Counting only lines that contain "Civil", how many are there in the records below? Give the figure alone.

[Interface dataset entries]
* * * *

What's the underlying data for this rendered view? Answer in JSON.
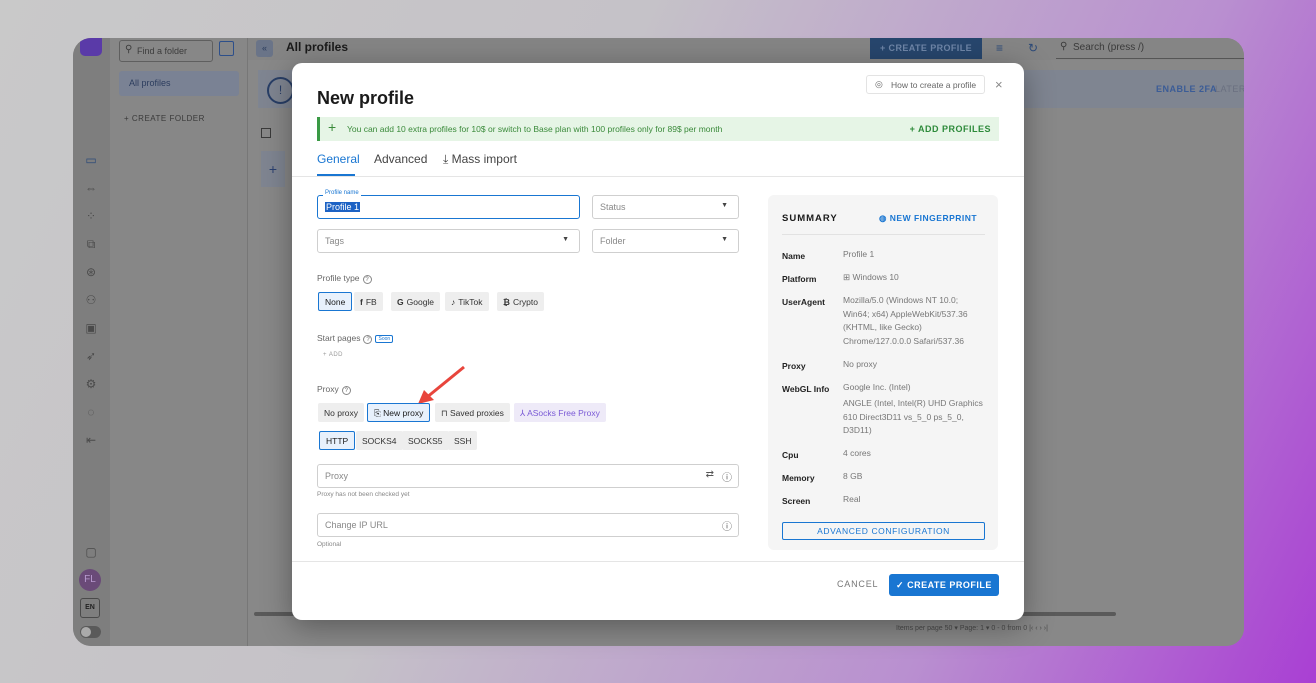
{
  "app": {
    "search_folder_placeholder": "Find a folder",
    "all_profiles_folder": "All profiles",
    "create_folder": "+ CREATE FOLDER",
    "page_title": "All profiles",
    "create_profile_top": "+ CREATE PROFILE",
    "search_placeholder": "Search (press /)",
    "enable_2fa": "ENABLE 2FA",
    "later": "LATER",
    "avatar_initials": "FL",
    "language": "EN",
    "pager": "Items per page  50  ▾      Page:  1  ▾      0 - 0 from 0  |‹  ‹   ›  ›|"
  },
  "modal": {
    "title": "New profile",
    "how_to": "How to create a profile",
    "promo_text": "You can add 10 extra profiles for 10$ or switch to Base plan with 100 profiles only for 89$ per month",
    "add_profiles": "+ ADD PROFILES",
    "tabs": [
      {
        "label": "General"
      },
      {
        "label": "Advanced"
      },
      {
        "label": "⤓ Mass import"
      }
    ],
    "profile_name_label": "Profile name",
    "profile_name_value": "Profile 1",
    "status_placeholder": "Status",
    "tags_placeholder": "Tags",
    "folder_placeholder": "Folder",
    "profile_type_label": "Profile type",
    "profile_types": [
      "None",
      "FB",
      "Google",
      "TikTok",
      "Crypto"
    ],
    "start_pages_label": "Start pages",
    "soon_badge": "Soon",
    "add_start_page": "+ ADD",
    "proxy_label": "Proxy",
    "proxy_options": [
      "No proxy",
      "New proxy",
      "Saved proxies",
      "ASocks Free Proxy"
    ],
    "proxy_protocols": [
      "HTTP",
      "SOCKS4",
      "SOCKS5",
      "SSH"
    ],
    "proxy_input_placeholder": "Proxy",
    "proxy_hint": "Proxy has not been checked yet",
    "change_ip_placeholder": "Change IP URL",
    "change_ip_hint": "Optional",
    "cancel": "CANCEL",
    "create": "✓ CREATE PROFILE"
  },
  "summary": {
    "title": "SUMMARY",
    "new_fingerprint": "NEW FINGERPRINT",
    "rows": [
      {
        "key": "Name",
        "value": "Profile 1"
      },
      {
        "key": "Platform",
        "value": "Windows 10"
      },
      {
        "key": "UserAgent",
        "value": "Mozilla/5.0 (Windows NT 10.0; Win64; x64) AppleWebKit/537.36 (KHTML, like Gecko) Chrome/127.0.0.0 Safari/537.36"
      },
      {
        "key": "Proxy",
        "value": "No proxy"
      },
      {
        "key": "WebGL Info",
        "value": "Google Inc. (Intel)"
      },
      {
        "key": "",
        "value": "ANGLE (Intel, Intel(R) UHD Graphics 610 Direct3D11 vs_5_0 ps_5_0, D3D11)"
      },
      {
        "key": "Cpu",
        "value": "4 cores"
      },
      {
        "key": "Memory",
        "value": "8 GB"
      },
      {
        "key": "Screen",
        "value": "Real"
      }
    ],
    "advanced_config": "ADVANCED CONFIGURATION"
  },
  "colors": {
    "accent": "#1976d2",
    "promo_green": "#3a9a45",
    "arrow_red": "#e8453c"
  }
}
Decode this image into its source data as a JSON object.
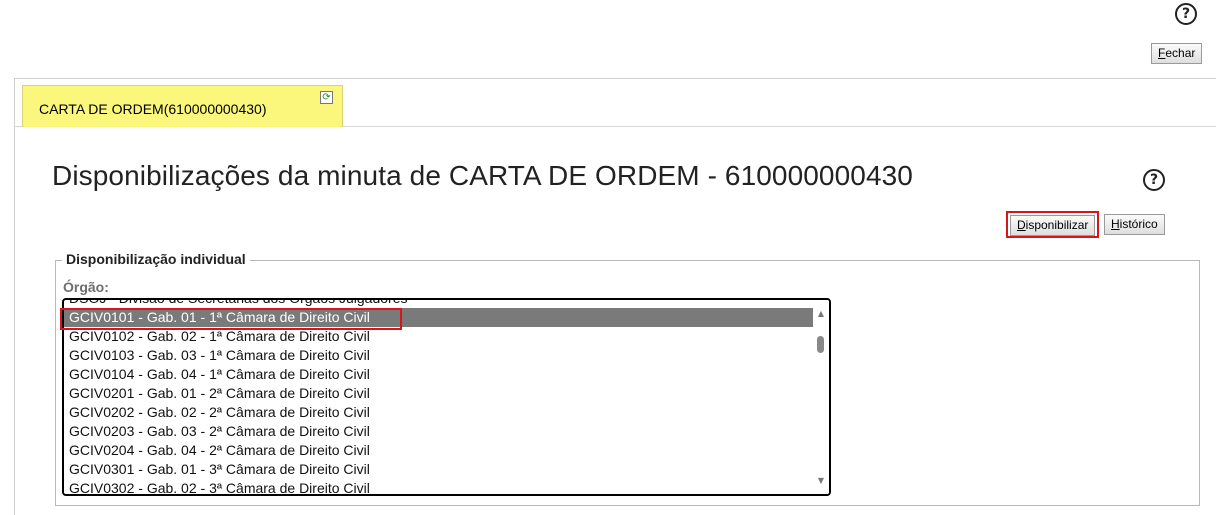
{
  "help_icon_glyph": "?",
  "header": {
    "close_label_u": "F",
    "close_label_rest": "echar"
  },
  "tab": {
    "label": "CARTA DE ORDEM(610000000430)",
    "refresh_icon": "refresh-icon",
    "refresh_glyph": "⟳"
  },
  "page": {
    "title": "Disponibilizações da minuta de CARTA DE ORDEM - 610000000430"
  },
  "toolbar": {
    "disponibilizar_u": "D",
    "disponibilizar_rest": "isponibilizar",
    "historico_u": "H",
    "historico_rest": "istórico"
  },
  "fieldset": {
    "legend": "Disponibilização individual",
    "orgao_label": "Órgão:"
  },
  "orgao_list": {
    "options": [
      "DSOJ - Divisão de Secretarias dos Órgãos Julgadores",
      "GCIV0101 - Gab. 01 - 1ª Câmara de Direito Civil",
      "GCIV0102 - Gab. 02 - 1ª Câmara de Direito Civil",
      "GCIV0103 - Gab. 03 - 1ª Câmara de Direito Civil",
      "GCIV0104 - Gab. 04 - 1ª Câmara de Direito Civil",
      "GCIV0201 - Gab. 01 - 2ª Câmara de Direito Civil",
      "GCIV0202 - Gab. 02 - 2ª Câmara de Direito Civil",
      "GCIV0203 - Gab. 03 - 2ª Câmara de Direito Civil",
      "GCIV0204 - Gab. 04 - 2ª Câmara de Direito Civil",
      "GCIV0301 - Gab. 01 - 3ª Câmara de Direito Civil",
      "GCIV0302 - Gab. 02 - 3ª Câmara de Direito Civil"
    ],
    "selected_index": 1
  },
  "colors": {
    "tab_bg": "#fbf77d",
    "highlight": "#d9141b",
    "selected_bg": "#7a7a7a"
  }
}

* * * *

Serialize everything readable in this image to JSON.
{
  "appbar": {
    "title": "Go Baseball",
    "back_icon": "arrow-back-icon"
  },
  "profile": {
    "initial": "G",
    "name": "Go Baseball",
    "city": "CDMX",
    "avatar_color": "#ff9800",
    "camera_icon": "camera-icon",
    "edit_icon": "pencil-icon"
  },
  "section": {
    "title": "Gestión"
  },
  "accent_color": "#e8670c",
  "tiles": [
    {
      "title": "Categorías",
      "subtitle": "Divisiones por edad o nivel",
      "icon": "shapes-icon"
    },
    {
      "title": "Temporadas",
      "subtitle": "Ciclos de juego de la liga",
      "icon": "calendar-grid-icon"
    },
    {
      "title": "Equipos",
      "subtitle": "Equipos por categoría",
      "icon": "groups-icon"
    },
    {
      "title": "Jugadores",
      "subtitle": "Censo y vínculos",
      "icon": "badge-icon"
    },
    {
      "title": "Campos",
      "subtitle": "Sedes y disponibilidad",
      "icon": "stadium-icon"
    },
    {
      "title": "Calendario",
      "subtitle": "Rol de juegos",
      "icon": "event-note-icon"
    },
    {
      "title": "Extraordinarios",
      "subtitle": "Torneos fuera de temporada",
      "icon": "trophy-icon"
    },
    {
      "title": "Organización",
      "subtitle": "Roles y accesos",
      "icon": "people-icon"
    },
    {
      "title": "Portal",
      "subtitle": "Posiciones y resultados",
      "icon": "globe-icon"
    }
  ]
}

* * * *

:: Answer box ::
10